Bath considers new water project
Engineer Randy Watson of Thrasher Engineering of Clarksburg and Bath Chief Water Operator Terry Largent appeared before the Town of Bath Council Tuesday, October 4 to propose a new water project.
Watson was the engineer and project manager for the town’s last two water projects that have significantly reduced the amount of loss in the water distribution system.
Watson said the proposed project would replace more water lines and inspect and paint two of the town’s water towers without any increase in water rates.
“Your rates in town right now are some of the highest in the entire state. But the good news to that is you finally qualify for grant dollars,” Watson said.
He explained the town now qualifies for a 50% grant on any future water projects from the state’s infrastructure council.
Watson said the proposed project will replace the metering system in the water plant, the water main on U.S. 522 from the Sheetz Station to Myers Street as well as other smaller water lines in town and upgrade the water towers at Myers Street and War Memorial Hospital.
He said the project will cost $1.8 - $2 million. Watson proposed using some money from the Water Department’s repair and replacement fund, borrowing $1 million over 38 years at 1% interest and applying for a 50% grant from the infrastructure council.
He said the monthly cost for debt service to the Water Works would be about $3,000.

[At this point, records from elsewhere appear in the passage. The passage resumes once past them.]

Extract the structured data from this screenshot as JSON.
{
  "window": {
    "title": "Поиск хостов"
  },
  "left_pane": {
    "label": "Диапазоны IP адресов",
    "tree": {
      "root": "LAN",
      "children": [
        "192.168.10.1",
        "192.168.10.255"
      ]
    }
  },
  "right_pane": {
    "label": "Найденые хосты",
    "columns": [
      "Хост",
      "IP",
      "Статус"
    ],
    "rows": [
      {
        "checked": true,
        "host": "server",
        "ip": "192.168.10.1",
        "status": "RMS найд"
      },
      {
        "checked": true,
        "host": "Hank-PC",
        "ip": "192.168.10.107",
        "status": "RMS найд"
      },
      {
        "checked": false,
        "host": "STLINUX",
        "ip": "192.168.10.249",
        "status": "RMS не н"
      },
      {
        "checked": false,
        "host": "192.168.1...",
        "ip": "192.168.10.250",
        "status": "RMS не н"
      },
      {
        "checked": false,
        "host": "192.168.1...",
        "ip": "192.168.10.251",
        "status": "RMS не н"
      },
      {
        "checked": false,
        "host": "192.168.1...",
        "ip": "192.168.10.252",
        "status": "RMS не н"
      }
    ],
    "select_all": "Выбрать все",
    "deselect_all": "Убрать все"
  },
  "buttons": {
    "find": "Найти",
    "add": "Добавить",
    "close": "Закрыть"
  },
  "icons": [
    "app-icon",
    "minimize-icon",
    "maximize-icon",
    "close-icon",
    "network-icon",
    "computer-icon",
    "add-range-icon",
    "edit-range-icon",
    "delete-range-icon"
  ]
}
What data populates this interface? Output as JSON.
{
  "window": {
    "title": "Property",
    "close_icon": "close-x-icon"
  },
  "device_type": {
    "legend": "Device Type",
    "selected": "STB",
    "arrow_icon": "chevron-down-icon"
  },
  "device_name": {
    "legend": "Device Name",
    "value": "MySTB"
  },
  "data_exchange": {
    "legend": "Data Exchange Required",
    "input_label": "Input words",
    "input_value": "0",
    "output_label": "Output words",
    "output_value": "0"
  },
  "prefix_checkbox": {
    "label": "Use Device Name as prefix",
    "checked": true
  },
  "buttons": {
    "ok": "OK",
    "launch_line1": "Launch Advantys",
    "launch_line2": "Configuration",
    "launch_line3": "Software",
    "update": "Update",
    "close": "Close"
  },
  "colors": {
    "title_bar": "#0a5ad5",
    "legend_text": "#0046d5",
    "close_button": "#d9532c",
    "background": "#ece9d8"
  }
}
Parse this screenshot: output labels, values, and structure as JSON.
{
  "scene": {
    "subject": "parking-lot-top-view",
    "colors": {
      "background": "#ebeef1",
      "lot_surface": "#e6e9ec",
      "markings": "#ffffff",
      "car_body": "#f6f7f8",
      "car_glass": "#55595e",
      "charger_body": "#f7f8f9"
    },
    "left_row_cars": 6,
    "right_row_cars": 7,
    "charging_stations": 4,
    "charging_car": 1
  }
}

“I think your chances of being funded for that is very good because you have never gotten a grant before,” Watson said.
Largent said the Water Department has had a lot of trouble with leaks in town between Williams and Fairfax streets, as well as on U.S. 522 from Fairfax to Myers streets. He said the line from Mercer Street up Fairfax Street to the hospital needs to be replaced.
Largent suggested getting divers to inspect the inside of the water tanks. He said the tanks have never had an internal inspection and the tank at the hospital has been up there for 60 years.
“Any kind of water project like this is huge, and it takes a lot of thought, a lot of planning, a lot of lawyering, a lot of grant writing and a lot of engineering,” Mayor Susan Webster said.
Because there are three new council members that have never been involved in a water project, Webster asked Town Clerk Margie Allgyer to set up a separate meeting so the council can go over the project in detail with Watson and Largent.
Property line issues
Kristin and Charley Willard of Coughlin Street asked council for help in repairing a bridge on the street that provides access to their home. The bridge is in disrepair and the couple is worried that trucks delivering heating oil for the winter will not cross the bridge.
The Willard’s property line, a neighbor’s property line and the town’s property line converge near the bridge and Webster asked Councilman Andy Swaim to research the deeds at the courthouse to determine ownership of the bridge.
In a similar case, Trinity Asbury Church on Wilkes Street has asked the town to help pay for repaving the alley leading to the church parking lot. The church is repaving the lot and wants the town to pay for one third of the cost of paving the alleyway.
Webster asked Swaim to also research the ownership of the alley while at the courthouse.